By Vijay Jayaraj – Re-Blogged From WUWT
Countries across the globe are at a crossroads. They must choose between competing energy sources.
On the one hand, there are fossil fuels, the long-proven, relatively simple technologies of which provide abundant, affordable, reliable, instant-on-demand conventional energy. Indeed, they provide over 80 percent of all energy used in the world today.
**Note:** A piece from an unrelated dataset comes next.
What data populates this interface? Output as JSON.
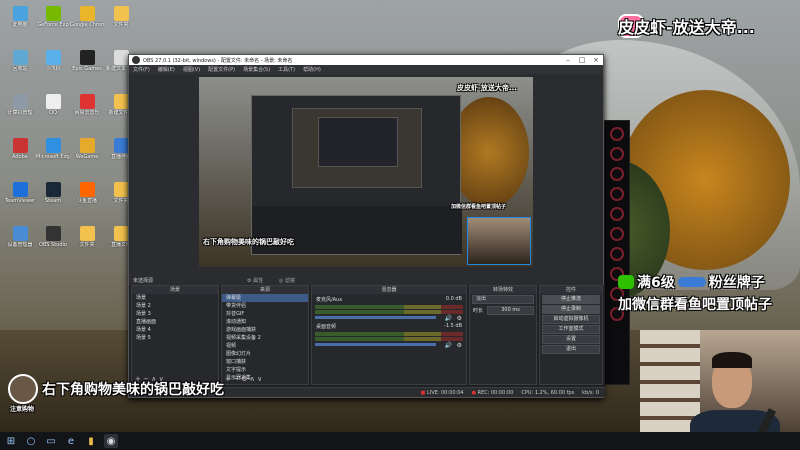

On the other hand, there are “renewable energy sources.” Don’t think of the old reliable ones like hydro, wood, and dung, but of what Bjørn Lomborg, in his new book False Alarm, calls “new renewables,” mainly wind turbines and solar panels. Unlike fossil fuels, wind and solar are diffuse, providing less energy per area of land, and intermittent. Consequently, they are less abundant, more expensive, unreliable, and—when the wind doesn’t blow or the sun doesn’t shine—often completely unavailable.